**AVAILABLE DATA**

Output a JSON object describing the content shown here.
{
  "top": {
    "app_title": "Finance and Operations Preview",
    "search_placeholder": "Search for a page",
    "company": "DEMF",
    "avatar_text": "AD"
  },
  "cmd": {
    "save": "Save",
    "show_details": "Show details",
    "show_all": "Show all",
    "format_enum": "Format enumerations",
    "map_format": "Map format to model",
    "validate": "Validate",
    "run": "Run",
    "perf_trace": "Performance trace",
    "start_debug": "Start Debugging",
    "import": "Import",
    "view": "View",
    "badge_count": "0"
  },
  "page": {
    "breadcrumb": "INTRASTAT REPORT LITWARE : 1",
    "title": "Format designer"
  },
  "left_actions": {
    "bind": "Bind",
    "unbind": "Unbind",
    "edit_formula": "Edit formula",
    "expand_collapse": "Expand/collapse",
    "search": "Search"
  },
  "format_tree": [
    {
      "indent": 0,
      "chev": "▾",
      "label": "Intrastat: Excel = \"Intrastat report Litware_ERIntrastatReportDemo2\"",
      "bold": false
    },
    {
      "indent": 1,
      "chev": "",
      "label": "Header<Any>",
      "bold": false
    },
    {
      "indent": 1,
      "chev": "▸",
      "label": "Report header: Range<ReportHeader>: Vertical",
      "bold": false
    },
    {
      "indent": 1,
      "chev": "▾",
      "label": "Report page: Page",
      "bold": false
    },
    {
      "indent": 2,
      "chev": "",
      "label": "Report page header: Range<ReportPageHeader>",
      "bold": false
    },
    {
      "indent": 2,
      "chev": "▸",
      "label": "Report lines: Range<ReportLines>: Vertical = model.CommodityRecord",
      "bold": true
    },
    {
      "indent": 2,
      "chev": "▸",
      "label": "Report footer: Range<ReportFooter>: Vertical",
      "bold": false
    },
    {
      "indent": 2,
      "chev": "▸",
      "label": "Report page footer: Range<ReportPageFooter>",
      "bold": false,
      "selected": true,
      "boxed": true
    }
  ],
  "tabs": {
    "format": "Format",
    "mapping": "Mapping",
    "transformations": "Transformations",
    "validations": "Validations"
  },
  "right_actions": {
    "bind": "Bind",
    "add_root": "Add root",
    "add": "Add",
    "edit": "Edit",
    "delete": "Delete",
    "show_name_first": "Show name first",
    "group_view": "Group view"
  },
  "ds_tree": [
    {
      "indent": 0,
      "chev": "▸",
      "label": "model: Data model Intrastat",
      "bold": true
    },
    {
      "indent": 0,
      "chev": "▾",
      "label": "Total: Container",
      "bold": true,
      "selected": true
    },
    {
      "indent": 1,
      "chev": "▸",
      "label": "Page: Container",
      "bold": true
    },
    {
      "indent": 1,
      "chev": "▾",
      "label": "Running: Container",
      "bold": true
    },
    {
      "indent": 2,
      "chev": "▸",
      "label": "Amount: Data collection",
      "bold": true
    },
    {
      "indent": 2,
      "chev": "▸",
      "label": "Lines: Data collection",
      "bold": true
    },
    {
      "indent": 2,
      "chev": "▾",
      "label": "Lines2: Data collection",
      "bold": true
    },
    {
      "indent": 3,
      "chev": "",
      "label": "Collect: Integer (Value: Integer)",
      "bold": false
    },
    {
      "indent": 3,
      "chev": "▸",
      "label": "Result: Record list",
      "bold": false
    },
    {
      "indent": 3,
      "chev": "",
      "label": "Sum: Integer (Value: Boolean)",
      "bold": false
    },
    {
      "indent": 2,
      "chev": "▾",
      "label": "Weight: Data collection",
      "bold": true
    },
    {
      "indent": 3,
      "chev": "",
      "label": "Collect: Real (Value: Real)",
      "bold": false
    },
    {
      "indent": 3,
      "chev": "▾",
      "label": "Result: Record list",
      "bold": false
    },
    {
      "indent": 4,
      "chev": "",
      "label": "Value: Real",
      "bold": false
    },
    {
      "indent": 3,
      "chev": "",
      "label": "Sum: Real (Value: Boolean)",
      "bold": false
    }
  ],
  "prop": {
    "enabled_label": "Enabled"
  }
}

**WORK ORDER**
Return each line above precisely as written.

**THE ANSWER**
Output a JSON object describing the content shown here.
{
  "top": {
    "app_title": "Finance and Operations Preview",
    "search_placeholder": "Search for a page",
    "company": "DEMF",
    "avatar_text": "AD"
  },
  "cmd": {
    "save": "Save",
    "show_details": "Show details",
    "show_all": "Show all",
    "format_enum": "Format enumerations",
    "map_format": "Map format to model",
    "validate": "Validate",
    "run": "Run",
    "perf_trace": "Performance trace",
    "start_debug": "Start Debugging",
    "import": "Import",
    "view": "View",
    "badge_count": "0"
  },
  "page": {
    "breadcrumb": "INTRASTAT REPORT LITWARE : 1",
    "title": "Format designer"
  },
  "left_actions": {
    "bind": "Bind",
    "unbind": "Unbind",
    "edit_formula": "Edit formula",
    "expand_collapse": "Expand/collapse",
    "search": "Search"
  },
  "format_tree": [
    {
      "indent": 0,
      "chev": "▾",
      "label": "Intrastat: Excel = \"Intrastat report Litware_ERIntrastatReportDemo2\"",
      "bold": false
    },
    {
      "indent": 1,
      "chev": "",
      "label": "Header<Any>",
      "bold": false
    },
    {
      "indent": 1,
      "chev": "▸",
      "label": "Report header: Range<ReportHeader>: Vertical",
      "bold": false
    },
    {
      "indent": 1,
      "chev": "▾",
      "label": "Report page: Page",
      "bold": false
    },
    {
      "indent": 2,
      "chev": "",
      "label": "Report page header: Range<ReportPageHeader>",
      "bold": false
    },
    {
      "indent": 2,
      "chev": "▸",
      "label": "Report lines: Range<ReportLines>: Vertical = model.CommodityRecord",
      "bold": true
    },
    {
      "indent": 2,
      "chev": "▸",
      "label": "Report footer: Range<ReportFooter>: Vertical",
      "bold": false
    },
    {
      "indent": 2,
      "chev": "▸",
      "label": "Report page footer: Range<ReportPageFooter>",
      "bold": false,
      "selected": true,
      "boxed": true
    }
  ],
  "tabs": {
    "format": "Format",
    "mapping": "Mapping",
    "transformations": "Transformations",
    "validations": "Validations"
  },
  "right_actions": {
    "bind": "Bind",
    "add_root": "Add root",
    "add": "Add",
    "edit": "Edit",
    "delete": "Delete",
    "show_name_first": "Show name first",
    "group_view": "Group view"
  },
  "ds_tree": [
    {
      "indent": 0,
      "chev": "▸",
      "label": "model: Data model Intrastat",
      "bold": true
    },
    {
      "indent": 0,
      "chev": "▾",
      "label": "Total: Container",
      "bold": true,
      "selected": true
    },
    {
      "indent": 1,
      "chev": "▸",
      "label": "Page: Container",
      "bold": true
    },
    {
      "indent": 1,
      "chev": "▾",
      "label": "Running: Container",
      "bold": true
    },
    {
      "indent": 2,
      "chev": "▸",
      "label": "Amount: Data collection",
      "bold": true
    },
    {
      "indent": 2,
      "chev": "▸",
      "label": "Lines: Data collection",
      "bold": true
    },
    {
      "indent": 2,
      "chev": "▾",
      "label": "Lines2: Data collection",
      "bold": true
    },
    {
      "indent": 3,
      "chev": "",
      "label": "Collect: Integer (Value: Integer)",
      "bold": false
    },
    {
      "indent": 3,
      "chev": "▸",
      "label": "Result: Record list",
      "bold": false
    },
    {
      "indent": 3,
      "chev": "",
      "label": "Sum: Integer (Value: Boolean)",
      "bold": false
    },
    {
      "indent": 2,
      "chev": "▾",
      "label": "Weight: Data collection",
      "bold": true
    },
    {
      "indent": 3,
      "chev": "",
      "label": "Collect: Real (Value: Real)",
      "bold": false
    },
    {
      "indent": 3,
      "chev": "▾",
      "label": "Result: Record list",
      "bold": false
    },
    {
      "indent": 4,
      "chev": "",
      "label": "Value: Real",
      "bold": false
    },
    {
      "indent": 3,
      "chev": "",
      "label": "Sum: Real (Value: Boolean)",
      "bold": false
    }
  ],
  "prop": {
    "enabled_label": "Enabled"
  }
}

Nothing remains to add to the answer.